→ Data extract:
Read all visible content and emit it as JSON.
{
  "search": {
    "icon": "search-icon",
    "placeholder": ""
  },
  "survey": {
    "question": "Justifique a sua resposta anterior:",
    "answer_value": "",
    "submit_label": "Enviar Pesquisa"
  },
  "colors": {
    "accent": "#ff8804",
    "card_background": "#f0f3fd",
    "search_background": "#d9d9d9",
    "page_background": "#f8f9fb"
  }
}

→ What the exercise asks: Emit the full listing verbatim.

→ Problem solution:
Read all visible content and emit it as JSON.
{
  "search": {
    "icon": "search-icon",
    "placeholder": ""
  },
  "survey": {
    "question": "Justifique a sua resposta anterior:",
    "answer_value": "",
    "submit_label": "Enviar Pesquisa"
  },
  "colors": {
    "accent": "#ff8804",
    "card_background": "#f0f3fd",
    "search_background": "#d9d9d9",
    "page_background": "#f8f9fb"
  }
}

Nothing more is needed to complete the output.